*** Excerpted records Section Begins ***
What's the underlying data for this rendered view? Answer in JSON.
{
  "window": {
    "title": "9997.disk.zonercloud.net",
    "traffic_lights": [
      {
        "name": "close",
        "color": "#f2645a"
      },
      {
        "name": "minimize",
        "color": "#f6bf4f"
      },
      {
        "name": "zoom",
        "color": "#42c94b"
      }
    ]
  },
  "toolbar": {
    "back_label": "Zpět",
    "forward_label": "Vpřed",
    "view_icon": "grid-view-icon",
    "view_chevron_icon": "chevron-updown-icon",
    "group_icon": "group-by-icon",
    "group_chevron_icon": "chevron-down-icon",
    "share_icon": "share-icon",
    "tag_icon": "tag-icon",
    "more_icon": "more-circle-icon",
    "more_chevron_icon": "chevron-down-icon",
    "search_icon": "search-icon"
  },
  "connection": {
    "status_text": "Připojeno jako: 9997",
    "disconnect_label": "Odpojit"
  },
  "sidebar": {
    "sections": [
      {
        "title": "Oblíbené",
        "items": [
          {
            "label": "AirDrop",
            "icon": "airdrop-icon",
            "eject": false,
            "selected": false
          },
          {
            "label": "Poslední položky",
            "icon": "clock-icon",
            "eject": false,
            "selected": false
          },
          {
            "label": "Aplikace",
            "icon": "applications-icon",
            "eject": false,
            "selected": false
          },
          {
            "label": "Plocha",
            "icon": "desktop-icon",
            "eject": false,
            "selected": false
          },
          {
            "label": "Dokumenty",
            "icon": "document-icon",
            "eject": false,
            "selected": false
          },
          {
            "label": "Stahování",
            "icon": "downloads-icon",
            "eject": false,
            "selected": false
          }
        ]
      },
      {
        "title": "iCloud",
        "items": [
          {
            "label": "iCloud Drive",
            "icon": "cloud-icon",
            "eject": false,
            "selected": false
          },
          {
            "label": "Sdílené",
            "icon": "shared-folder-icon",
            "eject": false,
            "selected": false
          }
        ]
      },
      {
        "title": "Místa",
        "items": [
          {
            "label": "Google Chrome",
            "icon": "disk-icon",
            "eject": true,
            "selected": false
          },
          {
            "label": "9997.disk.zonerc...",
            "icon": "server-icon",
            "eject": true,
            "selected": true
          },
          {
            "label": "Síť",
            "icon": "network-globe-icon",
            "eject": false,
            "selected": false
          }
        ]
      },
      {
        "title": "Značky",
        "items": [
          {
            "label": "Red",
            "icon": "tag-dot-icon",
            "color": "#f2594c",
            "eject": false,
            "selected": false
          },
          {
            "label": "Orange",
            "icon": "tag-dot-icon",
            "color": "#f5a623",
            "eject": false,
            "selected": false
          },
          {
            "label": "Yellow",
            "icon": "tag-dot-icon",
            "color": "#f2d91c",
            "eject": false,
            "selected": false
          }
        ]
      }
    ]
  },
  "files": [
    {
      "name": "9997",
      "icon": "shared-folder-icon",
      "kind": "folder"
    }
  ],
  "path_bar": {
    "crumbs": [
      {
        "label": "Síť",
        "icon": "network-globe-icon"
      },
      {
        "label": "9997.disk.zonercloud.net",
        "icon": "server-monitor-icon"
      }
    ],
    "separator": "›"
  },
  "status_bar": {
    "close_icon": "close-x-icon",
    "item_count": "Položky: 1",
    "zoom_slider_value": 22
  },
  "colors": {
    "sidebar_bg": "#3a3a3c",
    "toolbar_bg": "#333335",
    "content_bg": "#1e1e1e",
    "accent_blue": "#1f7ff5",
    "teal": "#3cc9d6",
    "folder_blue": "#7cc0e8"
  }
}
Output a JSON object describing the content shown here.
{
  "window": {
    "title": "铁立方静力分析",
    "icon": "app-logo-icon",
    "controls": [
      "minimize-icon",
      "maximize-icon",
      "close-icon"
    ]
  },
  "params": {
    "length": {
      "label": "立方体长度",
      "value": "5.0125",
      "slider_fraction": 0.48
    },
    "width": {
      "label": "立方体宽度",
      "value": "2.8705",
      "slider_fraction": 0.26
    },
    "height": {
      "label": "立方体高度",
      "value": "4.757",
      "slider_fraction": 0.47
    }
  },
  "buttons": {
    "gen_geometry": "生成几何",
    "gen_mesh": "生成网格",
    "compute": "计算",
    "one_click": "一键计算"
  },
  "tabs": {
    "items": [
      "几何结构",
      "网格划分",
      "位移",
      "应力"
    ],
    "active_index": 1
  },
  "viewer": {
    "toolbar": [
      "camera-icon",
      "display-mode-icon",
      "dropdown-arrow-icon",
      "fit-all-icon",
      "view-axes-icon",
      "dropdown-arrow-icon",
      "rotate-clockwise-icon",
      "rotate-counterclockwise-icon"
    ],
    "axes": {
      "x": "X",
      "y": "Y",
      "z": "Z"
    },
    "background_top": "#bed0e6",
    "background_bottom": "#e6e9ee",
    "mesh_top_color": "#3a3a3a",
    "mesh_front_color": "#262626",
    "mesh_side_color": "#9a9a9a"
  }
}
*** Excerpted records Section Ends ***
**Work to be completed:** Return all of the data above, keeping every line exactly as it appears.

**Written answer:**
What's the underlying data for this rendered view? Answer in JSON.
{
  "window": {
    "title": "9997.disk.zonercloud.net",
    "traffic_lights": [
      {
        "name": "close",
        "color": "#f2645a"
      },
      {
        "name": "minimize",
        "color": "#f6bf4f"
      },
      {
        "name": "zoom",
        "color": "#42c94b"
      }
    ]
  },
  "toolbar": {
    "back_label": "Zpět",
    "forward_label": "Vpřed",
    "view_icon": "grid-view-icon",
    "view_chevron_icon": "chevron-updown-icon",
    "group_icon": "group-by-icon",
    "group_chevron_icon": "chevron-down-icon",
    "share_icon": "share-icon",
    "tag_icon": "tag-icon",
    "more_icon": "more-circle-icon",
    "more_chevron_icon": "chevron-down-icon",
    "search_icon": "search-icon"
  },
  "connection": {
    "status_text": "Připojeno jako: 9997",
    "disconnect_label": "Odpojit"
  },
  "sidebar": {
    "sections": [
      {
        "title": "Oblíbené",
        "items": [
          {
            "label": "AirDrop",
            "icon": "airdrop-icon",
            "eject": false,
            "selected": false
          },
          {
            "label": "Poslední položky",
            "icon": "clock-icon",
            "eject": false,
            "selected": false
          },
          {
            "label": "Aplikace",
            "icon": "applications-icon",
            "eject": false,
            "selected": false
          },
          {
            "label": "Plocha",
            "icon": "desktop-icon",
            "eject": false,
            "selected": false
          },
          {
            "label": "Dokumenty",
            "icon": "document-icon",
            "eject": false,
            "selected": false
          },
          {
            "label": "Stahování",
            "icon": "downloads-icon",
            "eject": false,
            "selected": false
          }
        ]
      },
      {
        "title": "iCloud",
        "items": [
          {
            "label": "iCloud Drive",
            "icon": "cloud-icon",
            "eject": false,
            "selected": false
          },
          {
            "label": "Sdílené",
            "icon": "shared-folder-icon",
            "eject": false,
            "selected": false
          }
        ]
      },
      {
        "title": "Místa",
        "items": [
          {
            "label": "Google Chrome",
            "icon": "disk-icon",
            "eject": true,
            "selected": false
          },
          {
            "label": "9997.disk.zonerc...",
            "icon": "server-icon",
            "eject": true,
            "selected": true
          },
          {
            "label": "Síť",
            "icon": "network-globe-icon",
            "eject": false,
            "selected": false
          }
        ]
      },
      {
        "title": "Značky",
        "items": [
          {
            "label": "Red",
            "icon": "tag-dot-icon",
            "color": "#f2594c",
            "eject": false,
            "selected": false
          },
          {
            "label": "Orange",
            "icon": "tag-dot-icon",
            "color": "#f5a623",
            "eject": false,
            "selected": false
          },
          {
            "label": "Yellow",
            "icon": "tag-dot-icon",
            "color": "#f2d91c",
            "eject": false,
            "selected": false
          }
        ]
      }
    ]
  },
  "files": [
    {
      "name": "9997",
      "icon": "shared-folder-icon",
      "kind": "folder"
    }
  ],
  "path_bar": {
    "crumbs": [
      {
        "label": "Síť",
        "icon": "network-globe-icon"
      },
      {
        "label": "9997.disk.zonercloud.net",
        "icon": "server-monitor-icon"
      }
    ],
    "separator": "›"
  },
  "status_bar": {
    "close_icon": "close-x-icon",
    "item_count": "Položky: 1",
    "zoom_slider_value": 22
  },
  "colors": {
    "sidebar_bg": "#3a3a3c",
    "toolbar_bg": "#333335",
    "content_bg": "#1e1e1e",
    "accent_blue": "#1f7ff5",
    "teal": "#3cc9d6",
    "folder_blue": "#7cc0e8"
  }
}
Output a JSON object describing the content shown here.
{
  "window": {
    "title": "铁立方静力分析",
    "icon": "app-logo-icon",
    "controls": [
      "minimize-icon",
      "maximize-icon",
      "close-icon"
    ]
  },
  "params": {
    "length": {
      "label": "立方体长度",
      "value": "5.0125",
      "slider_fraction": 0.48
    },
    "width": {
      "label": "立方体宽度",
      "value": "2.8705",
      "slider_fraction": 0.26
    },
    "height": {
      "label": "立方体高度",
      "value": "4.757",
      "slider_fraction": 0.47
    }
  },
  "buttons": {
    "gen_geometry": "生成几何",
    "gen_mesh": "生成网格",
    "compute": "计算",
    "one_click": "一键计算"
  },
  "tabs": {
    "items": [
      "几何结构",
      "网格划分",
      "位移",
      "应力"
    ],
    "active_index": 1
  },
  "viewer": {
    "toolbar": [
      "camera-icon",
      "display-mode-icon",
      "dropdown-arrow-icon",
      "fit-all-icon",
      "view-axes-icon",
      "dropdown-arrow-icon",
      "rotate-clockwise-icon",
      "rotate-counterclockwise-icon"
    ],
    "axes": {
      "x": "X",
      "y": "Y",
      "z": "Z"
    },
    "background_top": "#bed0e6",
    "background_bottom": "#e6e9ee",
    "mesh_top_color": "#3a3a3a",
    "mesh_front_color": "#262626",
    "mesh_side_color": "#9a9a9a"
  }
}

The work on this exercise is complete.